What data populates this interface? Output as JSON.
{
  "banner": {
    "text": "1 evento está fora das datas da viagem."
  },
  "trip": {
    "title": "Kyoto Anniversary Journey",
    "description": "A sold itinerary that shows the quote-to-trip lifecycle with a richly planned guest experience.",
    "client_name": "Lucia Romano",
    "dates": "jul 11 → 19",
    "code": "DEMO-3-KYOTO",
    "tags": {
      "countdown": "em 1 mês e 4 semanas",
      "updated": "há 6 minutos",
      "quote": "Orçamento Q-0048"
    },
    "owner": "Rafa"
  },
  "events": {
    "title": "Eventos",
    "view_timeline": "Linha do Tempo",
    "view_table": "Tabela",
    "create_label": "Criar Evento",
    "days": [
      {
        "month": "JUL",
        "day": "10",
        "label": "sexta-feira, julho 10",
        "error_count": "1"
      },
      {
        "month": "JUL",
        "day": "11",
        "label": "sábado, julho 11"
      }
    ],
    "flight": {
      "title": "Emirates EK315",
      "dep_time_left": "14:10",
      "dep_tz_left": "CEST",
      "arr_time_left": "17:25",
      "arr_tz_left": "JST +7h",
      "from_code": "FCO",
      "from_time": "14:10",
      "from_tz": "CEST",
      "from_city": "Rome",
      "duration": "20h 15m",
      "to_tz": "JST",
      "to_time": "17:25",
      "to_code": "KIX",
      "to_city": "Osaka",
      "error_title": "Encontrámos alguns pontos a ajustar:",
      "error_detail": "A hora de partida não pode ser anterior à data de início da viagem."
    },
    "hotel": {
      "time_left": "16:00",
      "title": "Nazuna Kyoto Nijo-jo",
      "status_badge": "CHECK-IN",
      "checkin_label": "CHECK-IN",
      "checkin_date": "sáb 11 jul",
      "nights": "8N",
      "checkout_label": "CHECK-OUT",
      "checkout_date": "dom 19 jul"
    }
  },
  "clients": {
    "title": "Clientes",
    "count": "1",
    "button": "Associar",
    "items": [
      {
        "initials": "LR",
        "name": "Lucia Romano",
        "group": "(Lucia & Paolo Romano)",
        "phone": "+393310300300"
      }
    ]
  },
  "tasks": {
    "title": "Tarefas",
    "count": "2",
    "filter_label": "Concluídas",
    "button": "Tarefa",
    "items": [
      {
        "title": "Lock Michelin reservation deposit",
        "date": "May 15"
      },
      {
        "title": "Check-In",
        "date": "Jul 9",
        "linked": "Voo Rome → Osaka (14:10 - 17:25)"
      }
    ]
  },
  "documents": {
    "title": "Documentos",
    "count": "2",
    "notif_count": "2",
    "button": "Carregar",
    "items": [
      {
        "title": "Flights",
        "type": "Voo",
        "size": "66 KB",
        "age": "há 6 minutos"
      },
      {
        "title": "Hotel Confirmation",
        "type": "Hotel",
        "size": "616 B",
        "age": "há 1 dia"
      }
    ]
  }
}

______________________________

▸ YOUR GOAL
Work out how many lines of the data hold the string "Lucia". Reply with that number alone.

▸ EXERCISE SOLUTION
3